“We made a considerable effort to communicate to members of the campus community to inform them of the prospect for this occurring and to provide them with various ways to stay up to date on the status of campus,” Burns said.
He said the school has been preparing for the disruptions throughout the week.
“It’s not the same level of service for our students. We’re not happy about that, but we’re doing the best we can,” he said.
Burns said that he expects campus operations to be restored by Friday morning.
Protesters will hold another demonstration on Monday, but for that, busloads of students from throughout the state will gather at the state Capitol building in Sacramento for an “Occupy the Capitol” event.
Protesters at the University of California at Berkeley were holding their own open university Thursday morning, and began gathering outside California Hall at 8 a.m.
A rally was held in Sproul Plaza at noon, and then protesters planned to march to Oakland’s Frank Ogawa Plaza to join an evening rally there at the site of the former Occupy Oakland camp.
At California State University Monterey Bay, protesters held an “Occupy Education” rally at noon followed by a march at 1:30 p.m. The rally will be held at Library Plaza at the corner of Divarty Street and Fifth Avenue.
The march will head to the Student Center on Inter-Garrison Road, where a teach-in will be held starting at 2 p.m.
At California State University East Bay in Hayward, protesters will hold a “People’s University” starting at noon.
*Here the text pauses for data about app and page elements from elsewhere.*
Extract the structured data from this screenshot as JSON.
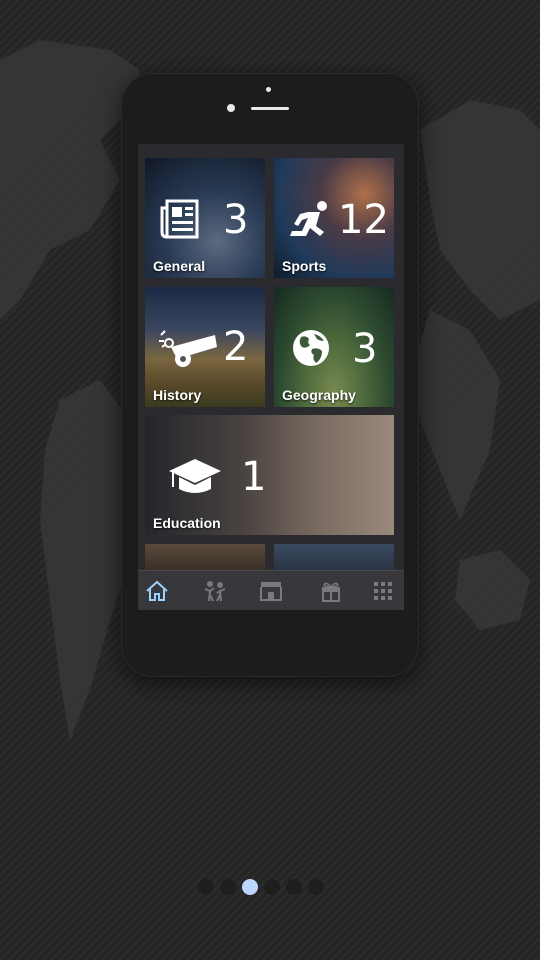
{
  "tiles": [
    {
      "label": "General",
      "count": "3",
      "icon": "newspaper-icon",
      "color": "#2a3b55"
    },
    {
      "label": "Sports",
      "count": "12",
      "icon": "runner-icon",
      "color": "#1f3a5a"
    },
    {
      "label": "History",
      "count": "2",
      "icon": "cannon-icon",
      "color": "#6a5a3a"
    },
    {
      "label": "Geography",
      "count": "3",
      "icon": "globe-icon",
      "color": "#3b5a3a"
    },
    {
      "label": "Education",
      "count": "1",
      "icon": "graduation-cap-icon",
      "color": "#5a5048"
    }
  ],
  "tabbar": {
    "tabs": [
      "home-icon",
      "people-icon",
      "store-icon",
      "gift-icon",
      "grid-icon"
    ],
    "active_color": "#9ad0ff"
  },
  "pagination": {
    "count": 6,
    "active": 2
  }
}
There will be faculty and student speakers and educational workshops throughout the afternoon, organizers said.
A “Reclaim SFSU” rally will be held at San Francisco State University started at noon, followed by a march from Malcolm X Plaza.
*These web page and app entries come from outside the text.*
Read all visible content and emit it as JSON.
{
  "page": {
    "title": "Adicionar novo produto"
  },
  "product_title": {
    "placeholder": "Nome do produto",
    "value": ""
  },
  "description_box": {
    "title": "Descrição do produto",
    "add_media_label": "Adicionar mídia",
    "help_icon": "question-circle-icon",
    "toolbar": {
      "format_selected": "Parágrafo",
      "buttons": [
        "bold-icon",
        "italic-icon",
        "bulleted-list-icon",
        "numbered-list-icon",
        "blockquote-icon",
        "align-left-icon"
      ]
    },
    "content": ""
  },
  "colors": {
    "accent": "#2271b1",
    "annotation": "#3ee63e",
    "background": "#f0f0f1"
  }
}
Organizers of the SFSU event said the action is being held to improve the quality of education at the school, and reclaim a student voice in education.
Students at San Jose State University planned a walkout at noon Thursday, followed by a rally and march.
The rally will begin near Clark Hall and students will hold a “speak out” to tell their stories of struggling with the rising costs of tuition.
The protesters are then planning to march silently through the Student Services Center before gathering in front of Tower Hall in the afternoon.
In the North Bay, students at Sonoma State University held a “Reclaim the People’s University” event at noon in Stevenson Quad.
The event will last throughout the day, starting with teach-ins, discussion circles and performances discussing cuts to departments, campus programs and the availability of student jobs.
Organizers said that university administration officials are intending to attend the events and discuss the students’ concerns.
There will also be a night event on the campus, with a concert featuring musical performances and speakers from 9 p.m. until midnight.
Students at Santa Rosa Junior College are planning to rally at 2 p.m. for a march to the Rattigan State Building at 50 D St.
There will be several Bay Area events held in solidarity with the campus events as well that have no direct association with a college or university.
In San Francisco, protesters will hold a teach-in and occupation at the California State Office Building at 455 Golden Gate Ave. before holding a rally in Civic Center Plaza at 4 p.m.
Occupy Oakland protesters are planning a rally in Frank Ogawa Plaza at 5 p.m.
Protesters from throughout the state will hold a larger, unified demonstration on Monday in Sacramento.
The “Occupy Education” rally began at 10 a.m. followed by a march to the state Capitol building. The daylong event will also feature nonviolent direct action training and another rally at the Capitol that evening.